RECORDS SUPPLIED START

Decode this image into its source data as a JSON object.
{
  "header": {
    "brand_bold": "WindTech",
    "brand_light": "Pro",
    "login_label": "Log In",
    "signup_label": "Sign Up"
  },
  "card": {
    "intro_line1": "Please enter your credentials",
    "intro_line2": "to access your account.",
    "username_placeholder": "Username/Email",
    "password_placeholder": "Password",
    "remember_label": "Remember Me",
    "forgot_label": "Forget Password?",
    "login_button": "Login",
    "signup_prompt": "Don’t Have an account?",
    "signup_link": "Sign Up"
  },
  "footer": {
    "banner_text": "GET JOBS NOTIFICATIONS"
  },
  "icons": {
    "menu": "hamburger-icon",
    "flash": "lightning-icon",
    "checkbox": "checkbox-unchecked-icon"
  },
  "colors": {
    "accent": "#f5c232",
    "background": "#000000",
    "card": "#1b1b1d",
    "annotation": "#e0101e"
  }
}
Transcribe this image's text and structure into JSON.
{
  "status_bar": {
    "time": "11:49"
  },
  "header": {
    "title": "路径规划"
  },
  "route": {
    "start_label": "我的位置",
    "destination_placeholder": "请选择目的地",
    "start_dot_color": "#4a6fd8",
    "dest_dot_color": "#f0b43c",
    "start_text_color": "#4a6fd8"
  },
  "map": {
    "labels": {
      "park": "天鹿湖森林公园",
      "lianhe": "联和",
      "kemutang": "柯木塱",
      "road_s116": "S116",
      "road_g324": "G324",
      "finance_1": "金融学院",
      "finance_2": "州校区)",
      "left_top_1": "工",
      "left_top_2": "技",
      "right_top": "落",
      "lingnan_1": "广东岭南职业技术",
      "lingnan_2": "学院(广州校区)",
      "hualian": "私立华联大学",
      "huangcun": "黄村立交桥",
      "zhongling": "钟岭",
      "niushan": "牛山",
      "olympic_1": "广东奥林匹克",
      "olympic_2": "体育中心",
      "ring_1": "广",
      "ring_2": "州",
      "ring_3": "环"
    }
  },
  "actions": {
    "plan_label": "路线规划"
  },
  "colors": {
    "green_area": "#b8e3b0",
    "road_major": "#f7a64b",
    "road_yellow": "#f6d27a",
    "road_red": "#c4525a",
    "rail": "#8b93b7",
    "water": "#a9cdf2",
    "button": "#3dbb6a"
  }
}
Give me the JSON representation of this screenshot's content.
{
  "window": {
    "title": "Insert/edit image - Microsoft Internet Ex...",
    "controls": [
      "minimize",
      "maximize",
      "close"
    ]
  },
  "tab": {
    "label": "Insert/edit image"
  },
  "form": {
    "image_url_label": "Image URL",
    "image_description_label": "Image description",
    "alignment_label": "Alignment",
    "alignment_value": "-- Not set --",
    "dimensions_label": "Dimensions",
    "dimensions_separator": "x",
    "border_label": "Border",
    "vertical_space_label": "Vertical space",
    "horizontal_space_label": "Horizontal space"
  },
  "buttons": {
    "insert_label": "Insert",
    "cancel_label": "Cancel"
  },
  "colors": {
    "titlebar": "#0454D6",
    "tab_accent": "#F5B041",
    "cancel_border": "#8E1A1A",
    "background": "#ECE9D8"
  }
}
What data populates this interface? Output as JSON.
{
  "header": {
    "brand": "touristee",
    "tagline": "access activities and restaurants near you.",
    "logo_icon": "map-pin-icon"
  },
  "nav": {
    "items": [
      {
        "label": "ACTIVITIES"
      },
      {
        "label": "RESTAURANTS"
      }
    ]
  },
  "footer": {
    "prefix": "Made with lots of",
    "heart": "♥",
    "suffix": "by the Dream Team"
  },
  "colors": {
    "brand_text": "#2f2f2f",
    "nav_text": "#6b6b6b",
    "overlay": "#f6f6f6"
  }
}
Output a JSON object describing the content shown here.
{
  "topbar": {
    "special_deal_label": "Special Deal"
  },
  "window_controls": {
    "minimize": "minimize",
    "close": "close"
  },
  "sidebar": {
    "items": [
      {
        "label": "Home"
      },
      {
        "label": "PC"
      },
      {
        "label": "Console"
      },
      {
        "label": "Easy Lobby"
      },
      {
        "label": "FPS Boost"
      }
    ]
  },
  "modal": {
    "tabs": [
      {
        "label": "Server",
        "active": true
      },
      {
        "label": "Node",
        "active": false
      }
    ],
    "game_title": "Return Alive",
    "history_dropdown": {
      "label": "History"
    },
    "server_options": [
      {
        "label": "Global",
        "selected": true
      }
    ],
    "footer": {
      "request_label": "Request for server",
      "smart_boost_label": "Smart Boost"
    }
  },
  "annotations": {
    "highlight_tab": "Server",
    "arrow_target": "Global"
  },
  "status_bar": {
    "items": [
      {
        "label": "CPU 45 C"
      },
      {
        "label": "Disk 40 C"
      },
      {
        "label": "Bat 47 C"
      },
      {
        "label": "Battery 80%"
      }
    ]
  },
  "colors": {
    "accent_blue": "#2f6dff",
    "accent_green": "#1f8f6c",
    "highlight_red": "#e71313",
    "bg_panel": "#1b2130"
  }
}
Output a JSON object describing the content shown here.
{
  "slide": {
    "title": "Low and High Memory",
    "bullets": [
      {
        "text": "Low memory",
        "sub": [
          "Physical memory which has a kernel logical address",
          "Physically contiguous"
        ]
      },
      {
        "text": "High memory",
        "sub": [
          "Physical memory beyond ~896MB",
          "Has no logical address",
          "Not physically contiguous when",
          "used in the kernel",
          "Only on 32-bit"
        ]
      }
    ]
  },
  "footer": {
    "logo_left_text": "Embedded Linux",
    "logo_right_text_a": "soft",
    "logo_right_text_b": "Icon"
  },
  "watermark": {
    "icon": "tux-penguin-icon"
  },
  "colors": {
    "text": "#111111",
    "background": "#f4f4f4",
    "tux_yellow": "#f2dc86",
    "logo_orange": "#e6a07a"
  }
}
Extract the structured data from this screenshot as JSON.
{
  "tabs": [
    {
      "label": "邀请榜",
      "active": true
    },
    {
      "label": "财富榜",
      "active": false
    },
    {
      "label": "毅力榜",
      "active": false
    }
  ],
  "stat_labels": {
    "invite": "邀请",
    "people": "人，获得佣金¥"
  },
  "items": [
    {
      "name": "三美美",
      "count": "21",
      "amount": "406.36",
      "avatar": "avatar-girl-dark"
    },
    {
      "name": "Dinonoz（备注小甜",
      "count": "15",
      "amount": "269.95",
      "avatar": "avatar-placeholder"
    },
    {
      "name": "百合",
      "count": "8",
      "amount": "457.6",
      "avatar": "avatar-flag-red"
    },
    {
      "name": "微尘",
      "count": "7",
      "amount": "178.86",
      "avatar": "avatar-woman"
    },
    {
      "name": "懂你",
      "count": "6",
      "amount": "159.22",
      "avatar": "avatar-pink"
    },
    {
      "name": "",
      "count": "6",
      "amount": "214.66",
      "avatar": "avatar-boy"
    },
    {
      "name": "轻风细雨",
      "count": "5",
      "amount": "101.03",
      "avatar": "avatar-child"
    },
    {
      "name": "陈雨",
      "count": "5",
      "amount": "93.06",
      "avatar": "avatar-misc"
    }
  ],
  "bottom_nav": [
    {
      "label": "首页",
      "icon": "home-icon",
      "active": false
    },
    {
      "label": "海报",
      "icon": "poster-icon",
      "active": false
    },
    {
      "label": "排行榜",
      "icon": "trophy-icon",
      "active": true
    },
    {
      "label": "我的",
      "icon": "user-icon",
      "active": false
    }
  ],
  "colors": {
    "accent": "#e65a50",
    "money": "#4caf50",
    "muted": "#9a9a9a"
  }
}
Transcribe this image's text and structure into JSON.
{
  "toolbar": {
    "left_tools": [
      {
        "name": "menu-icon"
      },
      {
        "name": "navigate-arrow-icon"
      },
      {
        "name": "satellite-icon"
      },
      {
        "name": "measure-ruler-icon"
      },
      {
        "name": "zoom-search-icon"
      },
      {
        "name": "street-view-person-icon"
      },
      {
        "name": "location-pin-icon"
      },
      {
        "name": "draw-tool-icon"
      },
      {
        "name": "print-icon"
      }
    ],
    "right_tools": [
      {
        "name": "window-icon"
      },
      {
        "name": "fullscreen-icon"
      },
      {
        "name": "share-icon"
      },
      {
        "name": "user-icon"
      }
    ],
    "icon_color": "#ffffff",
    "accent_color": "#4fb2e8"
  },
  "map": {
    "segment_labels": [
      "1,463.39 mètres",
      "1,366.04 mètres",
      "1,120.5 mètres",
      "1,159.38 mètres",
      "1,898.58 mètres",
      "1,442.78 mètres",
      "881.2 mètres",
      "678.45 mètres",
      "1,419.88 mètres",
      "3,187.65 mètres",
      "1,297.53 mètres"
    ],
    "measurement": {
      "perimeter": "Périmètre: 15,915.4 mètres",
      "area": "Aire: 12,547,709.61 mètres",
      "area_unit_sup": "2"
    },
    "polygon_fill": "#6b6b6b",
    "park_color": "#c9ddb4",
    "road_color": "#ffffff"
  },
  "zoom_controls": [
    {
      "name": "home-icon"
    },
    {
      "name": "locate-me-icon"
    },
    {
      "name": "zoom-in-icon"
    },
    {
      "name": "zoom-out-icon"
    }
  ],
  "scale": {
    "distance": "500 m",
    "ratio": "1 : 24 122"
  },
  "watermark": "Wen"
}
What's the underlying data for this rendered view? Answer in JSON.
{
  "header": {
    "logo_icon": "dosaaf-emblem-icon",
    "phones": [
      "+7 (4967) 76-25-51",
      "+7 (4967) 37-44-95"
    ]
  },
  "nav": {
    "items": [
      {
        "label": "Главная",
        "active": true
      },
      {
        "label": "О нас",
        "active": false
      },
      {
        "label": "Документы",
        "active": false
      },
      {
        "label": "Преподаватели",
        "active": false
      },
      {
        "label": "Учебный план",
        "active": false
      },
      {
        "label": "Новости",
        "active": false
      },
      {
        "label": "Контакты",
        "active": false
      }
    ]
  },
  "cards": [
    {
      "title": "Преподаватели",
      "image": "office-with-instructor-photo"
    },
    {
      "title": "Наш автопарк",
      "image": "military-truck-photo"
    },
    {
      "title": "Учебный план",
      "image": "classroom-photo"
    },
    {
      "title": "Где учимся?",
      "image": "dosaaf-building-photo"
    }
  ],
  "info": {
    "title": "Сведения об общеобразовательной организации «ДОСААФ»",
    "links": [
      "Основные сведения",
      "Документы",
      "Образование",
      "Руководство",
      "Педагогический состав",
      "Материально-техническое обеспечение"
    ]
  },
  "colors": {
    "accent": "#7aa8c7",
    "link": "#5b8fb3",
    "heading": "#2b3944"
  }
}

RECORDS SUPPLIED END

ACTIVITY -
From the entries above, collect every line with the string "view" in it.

ANSWER FOR THIS EXERCISE -
        "name": "street-view-person-icon"
What's the underlying data for this rendered view? Answer in JSON.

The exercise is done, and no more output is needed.